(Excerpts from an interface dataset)
⟨

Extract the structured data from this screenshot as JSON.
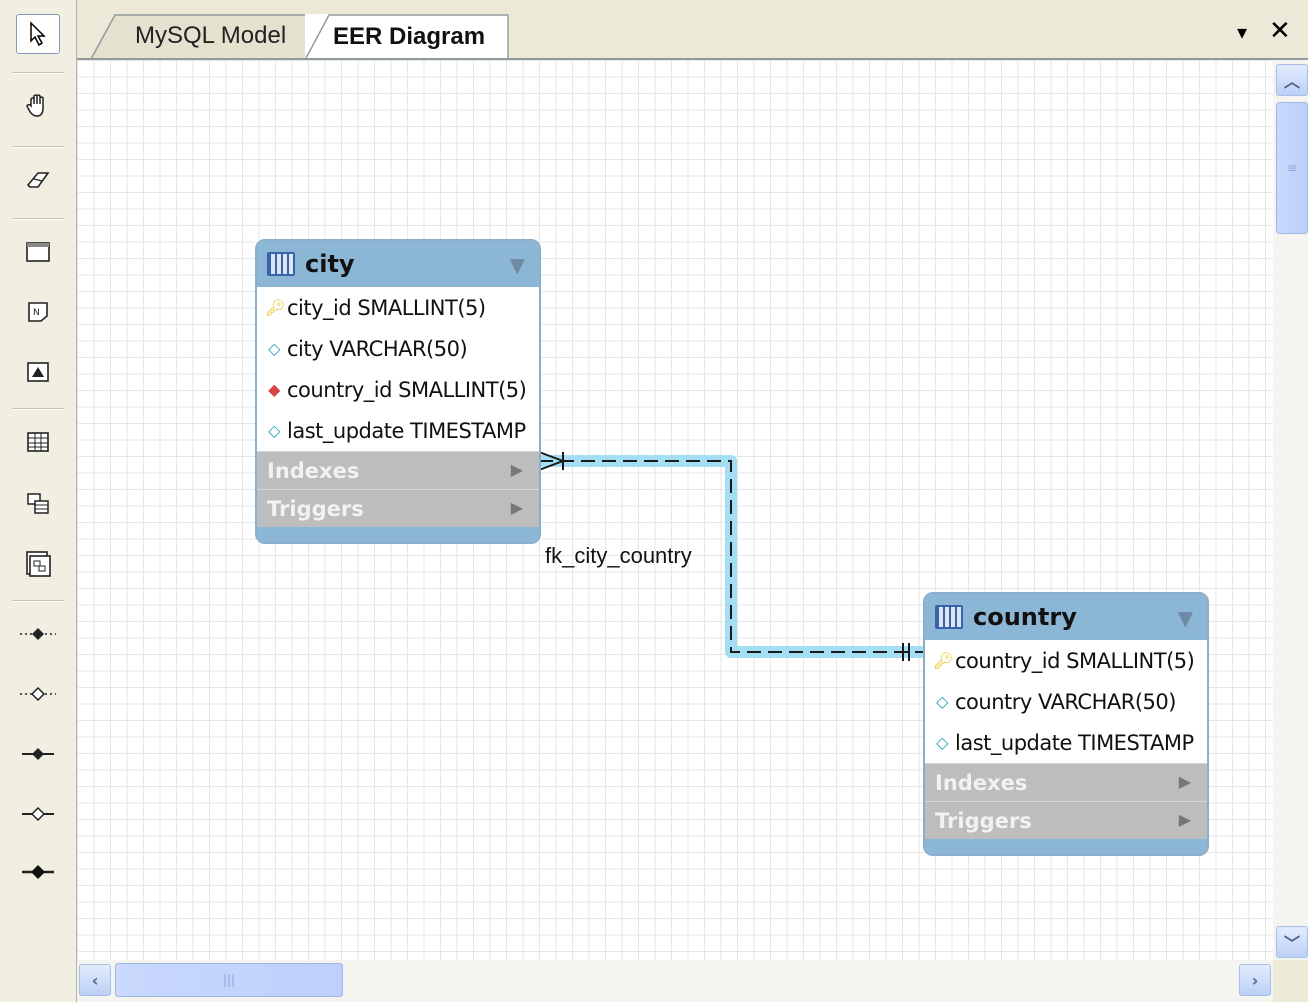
{
  "tabs": [
    {
      "label": "MySQL Model",
      "active": false
    },
    {
      "label": "EER Diagram",
      "active": true
    }
  ],
  "tab_controls": {
    "menu_glyph": "▾",
    "close_glyph": "✕"
  },
  "toolbar": {
    "tools": [
      {
        "icon": "pointer-icon",
        "glyph": "⬉"
      },
      {
        "icon": "hand-icon",
        "glyph": "✋"
      },
      {
        "icon": "eraser-icon",
        "glyph": "⌫"
      },
      {
        "icon": "layer-icon",
        "glyph": "▭"
      },
      {
        "icon": "note-icon",
        "glyph": "N"
      },
      {
        "icon": "image-icon",
        "glyph": "▣"
      },
      {
        "icon": "table-icon",
        "glyph": "▦"
      },
      {
        "icon": "view-icon",
        "glyph": "⧉"
      },
      {
        "icon": "routine-group-icon",
        "glyph": "⊞"
      },
      {
        "icon": "relation-1-1-non-identifying-icon",
        "glyph": "··◆··"
      },
      {
        "icon": "relation-1-n-non-identifying-icon",
        "glyph": "··◇··"
      },
      {
        "icon": "relation-1-1-identifying-icon",
        "glyph": "-◆-"
      },
      {
        "icon": "relation-1-n-identifying-icon",
        "glyph": "-◇-"
      },
      {
        "icon": "relation-n-m-icon",
        "glyph": "—◆—"
      }
    ]
  },
  "tables": [
    {
      "name": "city",
      "columns": [
        {
          "text": "city_id SMALLINT(5)",
          "icon": "primary-key-icon"
        },
        {
          "text": "city VARCHAR(50)",
          "icon": "column-icon"
        },
        {
          "text": "country_id SMALLINT(5)",
          "icon": "foreign-key-icon"
        },
        {
          "text": "last_update TIMESTAMP",
          "icon": "column-icon"
        }
      ],
      "sections": [
        "Indexes",
        "Triggers"
      ]
    },
    {
      "name": "country",
      "columns": [
        {
          "text": "country_id SMALLINT(5)",
          "icon": "primary-key-icon"
        },
        {
          "text": "country VARCHAR(50)",
          "icon": "column-icon"
        },
        {
          "text": "last_update TIMESTAMP",
          "icon": "column-icon"
        }
      ],
      "sections": [
        "Indexes",
        "Triggers"
      ]
    }
  ],
  "relationship": {
    "label": "fk_city_country",
    "from": "city",
    "to": "country"
  },
  "colors": {
    "header": "#8cb6d6",
    "section": "#bdbdbd",
    "relation_highlight": "#9fdcf4"
  }
}
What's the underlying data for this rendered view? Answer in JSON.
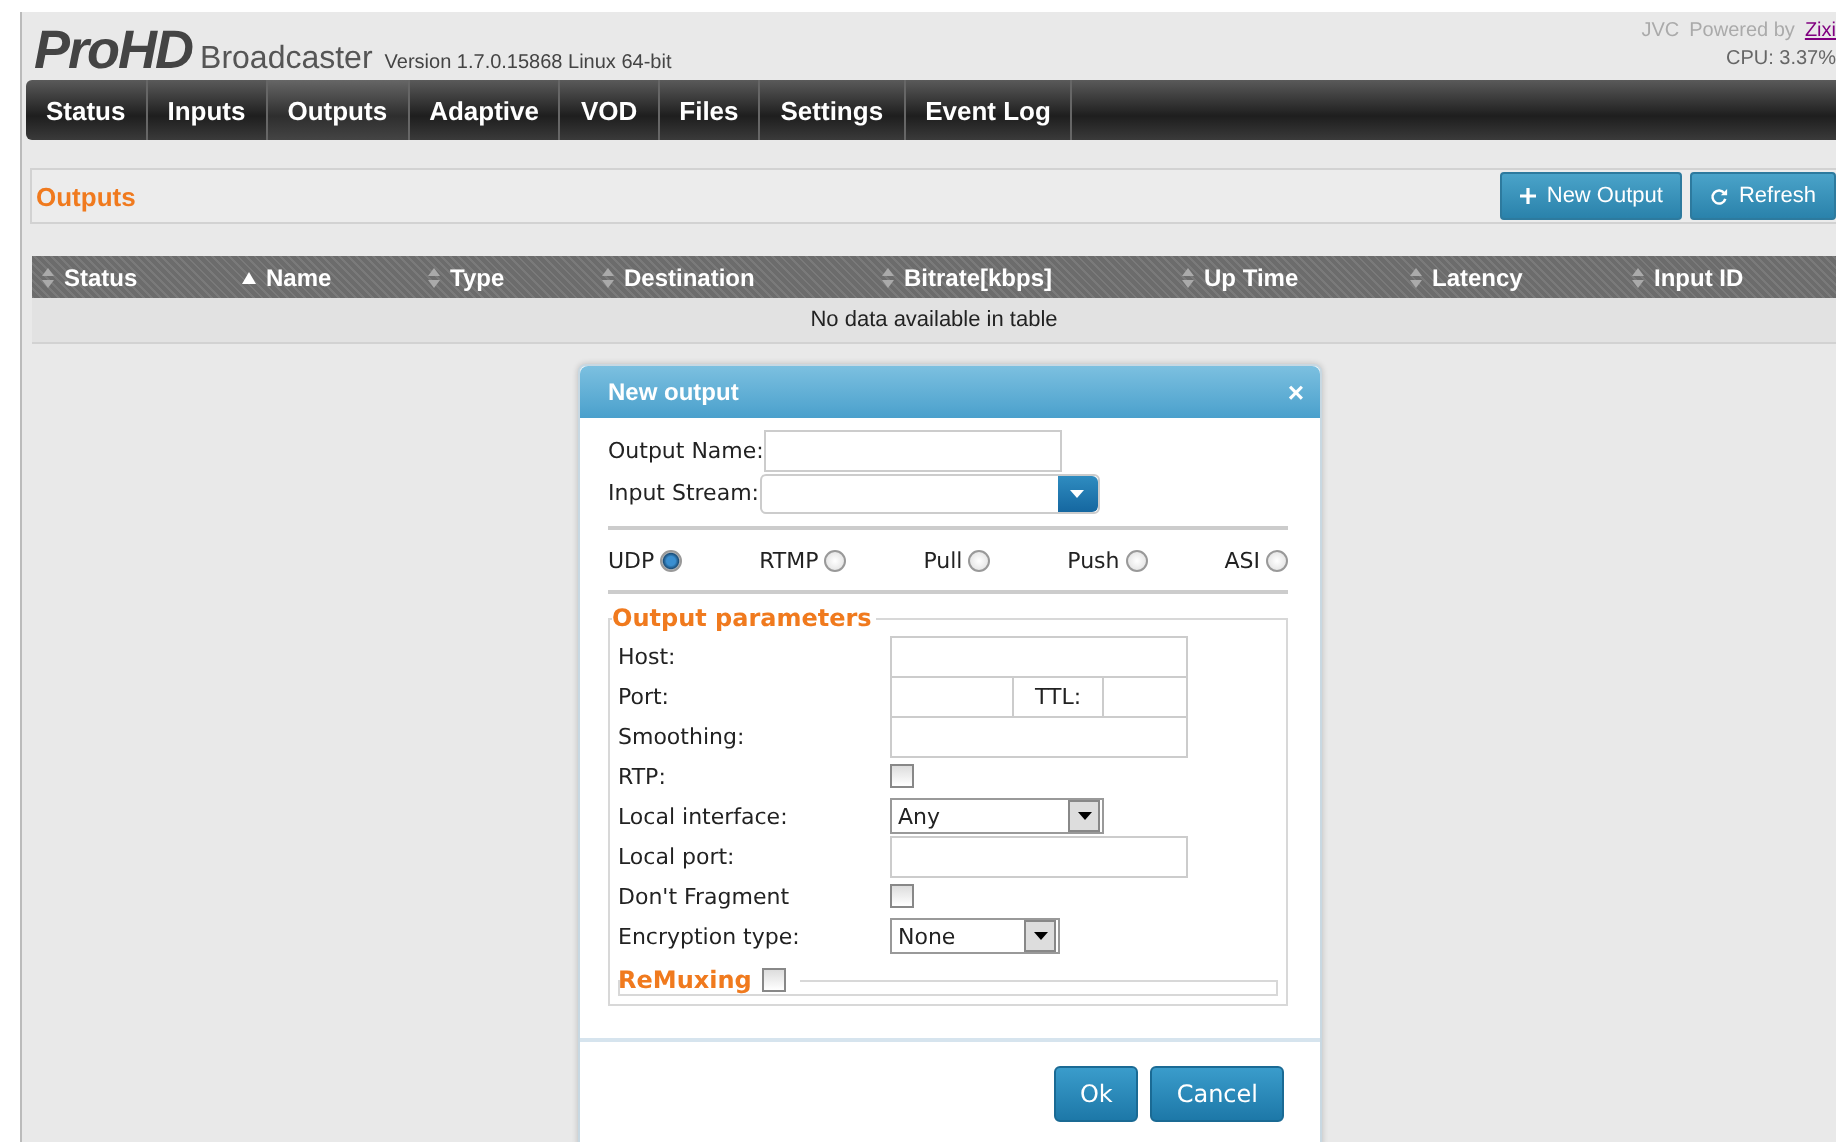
{
  "header": {
    "logo": "ProHD",
    "product": "Broadcaster",
    "version": "Version 1.7.0.15868 Linux 64-bit",
    "vendor": "JVC",
    "powered_by": "Powered by",
    "powered_link": "Zixi",
    "cpu": "CPU: 3.37%"
  },
  "tabs": [
    {
      "label": "Status",
      "selected": false
    },
    {
      "label": "Inputs",
      "selected": false
    },
    {
      "label": "Outputs",
      "selected": true
    },
    {
      "label": "Adaptive",
      "selected": false
    },
    {
      "label": "VOD",
      "selected": false
    },
    {
      "label": "Files",
      "selected": false
    },
    {
      "label": "Settings",
      "selected": false
    },
    {
      "label": "Event Log",
      "selected": false
    }
  ],
  "toolbar": {
    "title": "Outputs",
    "buttons": [
      {
        "label": "New Output"
      },
      {
        "label": "Refresh"
      }
    ]
  },
  "table": {
    "columns": [
      {
        "label": "Status",
        "sorted": false
      },
      {
        "label": "Name",
        "sorted": true
      },
      {
        "label": "Type",
        "sorted": false
      },
      {
        "label": "Destination",
        "sorted": false
      },
      {
        "label": "Bitrate[kbps]",
        "sorted": false
      },
      {
        "label": "Up Time",
        "sorted": false
      },
      {
        "label": "Latency",
        "sorted": false
      },
      {
        "label": "Input ID",
        "sorted": false
      }
    ],
    "empty_message": "No data available in table"
  },
  "dialog": {
    "title": "New output",
    "close": "×",
    "fields": [
      {
        "kind": "text",
        "label": "Output Name:"
      },
      {
        "kind": "combo",
        "label": "Input Stream:"
      }
    ],
    "protocols": [
      {
        "label": "UDP",
        "selected": true
      },
      {
        "label": "RTMP",
        "selected": false
      },
      {
        "label": "Pull",
        "selected": false
      },
      {
        "label": "Push",
        "selected": false
      },
      {
        "label": "ASI",
        "selected": false
      }
    ],
    "parameters": {
      "legend": "Output parameters",
      "rows": [
        {
          "kind": "text",
          "label": "Host:"
        },
        {
          "kind": "port",
          "label": "Port:",
          "extra_label": "TTL:"
        },
        {
          "kind": "text",
          "label": "Smoothing:"
        },
        {
          "kind": "checkbox",
          "label": "RTP:",
          "checked": false
        },
        {
          "kind": "select",
          "label": "Local interface:",
          "value": "Any"
        },
        {
          "kind": "text",
          "label": "Local port:"
        },
        {
          "kind": "checkbox",
          "label": "Don't Fragment",
          "checked": false
        },
        {
          "kind": "select",
          "label": "Encryption type:",
          "value": "None"
        }
      ]
    },
    "remuxing": {
      "legend": "ReMuxing",
      "checked": false
    },
    "buttons": [
      "Ok",
      "Cancel"
    ]
  }
}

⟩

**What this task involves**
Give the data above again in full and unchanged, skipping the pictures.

**Exercise solution**
Extract the structured data from this screenshot as JSON.
{
  "tabs": [
    {
      "label": "MySQL Model",
      "active": false
    },
    {
      "label": "EER Diagram",
      "active": true
    }
  ],
  "tab_controls": {
    "menu_glyph": "▾",
    "close_glyph": "✕"
  },
  "toolbar": {
    "tools": [
      {
        "icon": "pointer-icon",
        "glyph": "⬉"
      },
      {
        "icon": "hand-icon",
        "glyph": "✋"
      },
      {
        "icon": "eraser-icon",
        "glyph": "⌫"
      },
      {
        "icon": "layer-icon",
        "glyph": "▭"
      },
      {
        "icon": "note-icon",
        "glyph": "N"
      },
      {
        "icon": "image-icon",
        "glyph": "▣"
      },
      {
        "icon": "table-icon",
        "glyph": "▦"
      },
      {
        "icon": "view-icon",
        "glyph": "⧉"
      },
      {
        "icon": "routine-group-icon",
        "glyph": "⊞"
      },
      {
        "icon": "relation-1-1-non-identifying-icon",
        "glyph": "··◆··"
      },
      {
        "icon": "relation-1-n-non-identifying-icon",
        "glyph": "··◇··"
      },
      {
        "icon": "relation-1-1-identifying-icon",
        "glyph": "-◆-"
      },
      {
        "icon": "relation-1-n-identifying-icon",
        "glyph": "-◇-"
      },
      {
        "icon": "relation-n-m-icon",
        "glyph": "—◆—"
      }
    ]
  },
  "tables": [
    {
      "name": "city",
      "columns": [
        {
          "text": "city_id SMALLINT(5)",
          "icon": "primary-key-icon"
        },
        {
          "text": "city VARCHAR(50)",
          "icon": "column-icon"
        },
        {
          "text": "country_id SMALLINT(5)",
          "icon": "foreign-key-icon"
        },
        {
          "text": "last_update TIMESTAMP",
          "icon": "column-icon"
        }
      ],
      "sections": [
        "Indexes",
        "Triggers"
      ]
    },
    {
      "name": "country",
      "columns": [
        {
          "text": "country_id SMALLINT(5)",
          "icon": "primary-key-icon"
        },
        {
          "text": "country VARCHAR(50)",
          "icon": "column-icon"
        },
        {
          "text": "last_update TIMESTAMP",
          "icon": "column-icon"
        }
      ],
      "sections": [
        "Indexes",
        "Triggers"
      ]
    }
  ],
  "relationship": {
    "label": "fk_city_country",
    "from": "city",
    "to": "country"
  },
  "colors": {
    "header": "#8cb6d6",
    "section": "#bdbdbd",
    "relation_highlight": "#9fdcf4"
  }
}
What's the underlying data for this rendered view? Answer in JSON.
{
  "header": {
    "logo": "ProHD",
    "product": "Broadcaster",
    "version": "Version 1.7.0.15868 Linux 64-bit",
    "vendor": "JVC",
    "powered_by": "Powered by",
    "powered_link": "Zixi",
    "cpu": "CPU: 3.37%"
  },
  "tabs": [
    {
      "label": "Status",
      "selected": false
    },
    {
      "label": "Inputs",
      "selected": false
    },
    {
      "label": "Outputs",
      "selected": true
    },
    {
      "label": "Adaptive",
      "selected": false
    },
    {
      "label": "VOD",
      "selected": false
    },
    {
      "label": "Files",
      "selected": false
    },
    {
      "label": "Settings",
      "selected": false
    },
    {
      "label": "Event Log",
      "selected": false
    }
  ],
  "toolbar": {
    "title": "Outputs",
    "buttons": [
      {
        "label": "New Output"
      },
      {
        "label": "Refresh"
      }
    ]
  },
  "table": {
    "columns": [
      {
        "label": "Status",
        "sorted": false
      },
      {
        "label": "Name",
        "sorted": true
      },
      {
        "label": "Type",
        "sorted": false
      },
      {
        "label": "Destination",
        "sorted": false
      },
      {
        "label": "Bitrate[kbps]",
        "sorted": false
      },
      {
        "label": "Up Time",
        "sorted": false
      },
      {
        "label": "Latency",
        "sorted": false
      },
      {
        "label": "Input ID",
        "sorted": false
      }
    ],
    "empty_message": "No data available in table"
  },
  "dialog": {
    "title": "New output",
    "close": "×",
    "fields": [
      {
        "kind": "text",
        "label": "Output Name:"
      },
      {
        "kind": "combo",
        "label": "Input Stream:"
      }
    ],
    "protocols": [
      {
        "label": "UDP",
        "selected": true
      },
      {
        "label": "RTMP",
        "selected": false
      },
      {
        "label": "Pull",
        "selected": false
      },
      {
        "label": "Push",
        "selected": false
      },
      {
        "label": "ASI",
        "selected": false
      }
    ],
    "parameters": {
      "legend": "Output parameters",
      "rows": [
        {
          "kind": "text",
          "label": "Host:"
        },
        {
          "kind": "port",
          "label": "Port:",
          "extra_label": "TTL:"
        },
        {
          "kind": "text",
          "label": "Smoothing:"
        },
        {
          "kind": "checkbox",
          "label": "RTP:",
          "checked": false
        },
        {
          "kind": "select",
          "label": "Local interface:",
          "value": "Any"
        },
        {
          "kind": "text",
          "label": "Local port:"
        },
        {
          "kind": "checkbox",
          "label": "Don't Fragment",
          "checked": false
        },
        {
          "kind": "select",
          "label": "Encryption type:",
          "value": "None"
        }
      ]
    },
    "remuxing": {
      "legend": "ReMuxing",
      "checked": false
    },
    "buttons": [
      "Ok",
      "Cancel"
    ]
  }
}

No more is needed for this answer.